Yesterday afternoon, I was slammed back into my stressed-from-work emotional eating, and I was shocked. I still have time and I’m already feeling the high blood pressure, tight chest, emotional eating stress of work that has caused me to pack on 40 lbs in the last few years.

I want to cry now as I sit in the park near my house trying to escape.

I’ll try to use the emotions to flesh out the turmoil my characters should be feeling. I don’t like crying in public.

Gritty downtown writing 

  
It’s muggy and it’s been hot for days. The sky is overcast and threatening to rain and I don’t have an umbrella. But I had to pop by work quickly to leave instructions for some work travel coming up in November that we need to get approved ASAP. So I went in. And didn’t stop to talk to anyone and said “I am not here…” to everyone who did see me.

I don’t think my Jedi mind tricks worked on them either. But I was in and out in half an hour.

But this way, I get to stop by my new favourite downtown coffee shop, Morning Owl, and enjoy their dark roast and do a bit of out-of-the-house writing. And hit my local art supply store to pick up a couple of appropriately sized canvases for upcoming projects.

Beautiful writing Friday

  
My handmade cup, full of Bengal Spice tea, and my pencil that travels with my novel notebook. The living room was my writing spot today and it was perfect and productive. Mostly.

  
A gorgeous breeze flowed through the house, keeping everything cool and summery. The air contained just the slightest hint of sunwarmed curtains, and they danced aside, allowing the outside air in.
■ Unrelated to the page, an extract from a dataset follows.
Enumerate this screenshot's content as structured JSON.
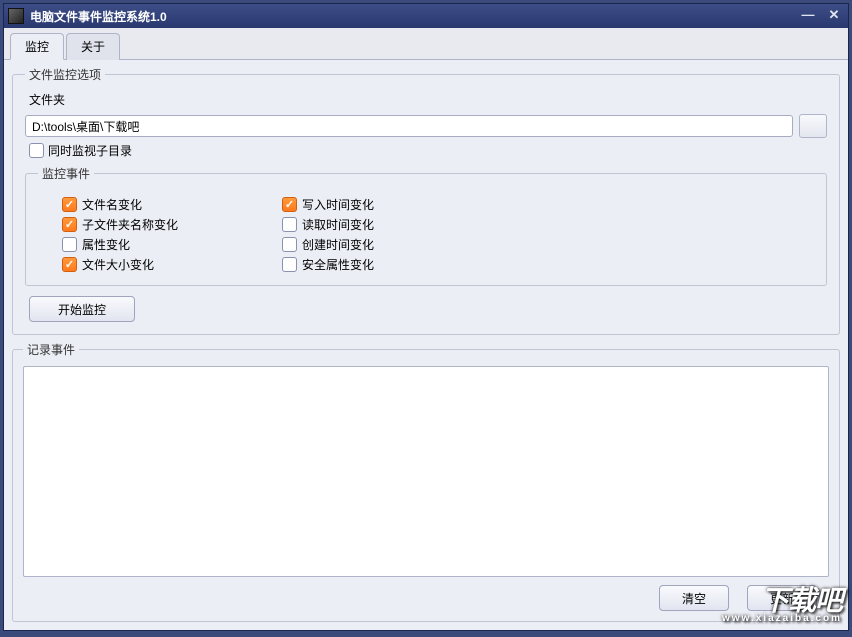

Feeling better about my writing now, at the end of the day. There were a few moments of distraction and walking away, but the journey continues for my characters. I might even be able to put down some words this weekend.